[WHAT YOU HAVE TO DO]: Please count how many lines below contain the word "Documents" and give nothing but that figure.

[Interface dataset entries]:

━━━

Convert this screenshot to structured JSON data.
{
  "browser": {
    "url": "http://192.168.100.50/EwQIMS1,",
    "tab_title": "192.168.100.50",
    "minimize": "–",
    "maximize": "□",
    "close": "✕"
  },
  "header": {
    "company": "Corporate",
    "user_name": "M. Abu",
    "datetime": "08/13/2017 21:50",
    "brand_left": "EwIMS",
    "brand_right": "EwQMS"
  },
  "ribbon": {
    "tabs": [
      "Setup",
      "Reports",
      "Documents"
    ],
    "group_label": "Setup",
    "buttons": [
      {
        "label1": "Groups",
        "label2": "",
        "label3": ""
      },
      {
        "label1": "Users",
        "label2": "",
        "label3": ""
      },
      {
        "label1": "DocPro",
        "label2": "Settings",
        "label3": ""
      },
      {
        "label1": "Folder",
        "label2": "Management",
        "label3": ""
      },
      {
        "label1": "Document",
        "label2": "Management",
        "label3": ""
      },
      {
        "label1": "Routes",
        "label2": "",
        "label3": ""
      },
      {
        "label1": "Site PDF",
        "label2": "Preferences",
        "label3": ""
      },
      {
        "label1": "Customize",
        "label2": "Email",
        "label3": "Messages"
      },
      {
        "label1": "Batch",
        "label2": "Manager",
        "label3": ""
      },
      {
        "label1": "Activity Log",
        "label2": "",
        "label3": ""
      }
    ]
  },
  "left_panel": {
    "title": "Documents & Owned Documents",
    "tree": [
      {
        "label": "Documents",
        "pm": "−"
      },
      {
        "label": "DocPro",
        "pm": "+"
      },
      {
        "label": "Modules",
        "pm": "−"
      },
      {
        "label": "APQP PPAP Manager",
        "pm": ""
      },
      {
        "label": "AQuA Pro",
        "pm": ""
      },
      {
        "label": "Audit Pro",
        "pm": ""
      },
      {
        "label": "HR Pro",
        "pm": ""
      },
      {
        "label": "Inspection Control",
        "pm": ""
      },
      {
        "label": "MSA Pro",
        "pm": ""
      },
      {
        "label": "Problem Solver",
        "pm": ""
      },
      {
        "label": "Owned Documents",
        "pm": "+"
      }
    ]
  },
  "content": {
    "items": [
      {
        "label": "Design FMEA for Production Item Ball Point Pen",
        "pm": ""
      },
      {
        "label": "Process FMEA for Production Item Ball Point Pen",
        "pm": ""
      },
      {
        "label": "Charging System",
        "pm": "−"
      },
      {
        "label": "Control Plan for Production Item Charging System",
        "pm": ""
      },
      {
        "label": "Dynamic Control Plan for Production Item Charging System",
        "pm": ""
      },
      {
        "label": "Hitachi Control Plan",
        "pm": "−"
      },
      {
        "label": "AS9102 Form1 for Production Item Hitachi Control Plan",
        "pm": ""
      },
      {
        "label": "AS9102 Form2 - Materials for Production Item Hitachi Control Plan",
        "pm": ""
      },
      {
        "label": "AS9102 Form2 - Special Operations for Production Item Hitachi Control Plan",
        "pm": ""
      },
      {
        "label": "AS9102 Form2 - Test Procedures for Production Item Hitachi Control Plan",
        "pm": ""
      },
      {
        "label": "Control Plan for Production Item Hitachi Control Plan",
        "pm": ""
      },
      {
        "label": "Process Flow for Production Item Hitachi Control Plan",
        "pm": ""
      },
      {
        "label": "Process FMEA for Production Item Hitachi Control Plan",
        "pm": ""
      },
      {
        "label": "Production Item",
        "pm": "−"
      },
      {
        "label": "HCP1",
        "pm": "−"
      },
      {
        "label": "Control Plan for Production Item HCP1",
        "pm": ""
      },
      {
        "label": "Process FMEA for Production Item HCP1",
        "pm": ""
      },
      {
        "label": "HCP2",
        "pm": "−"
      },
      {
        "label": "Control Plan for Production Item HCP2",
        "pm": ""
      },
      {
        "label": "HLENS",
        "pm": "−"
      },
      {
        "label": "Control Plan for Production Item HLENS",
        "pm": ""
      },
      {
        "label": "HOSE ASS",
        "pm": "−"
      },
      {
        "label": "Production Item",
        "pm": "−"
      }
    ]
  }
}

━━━

[TASK SOLUTION]: 4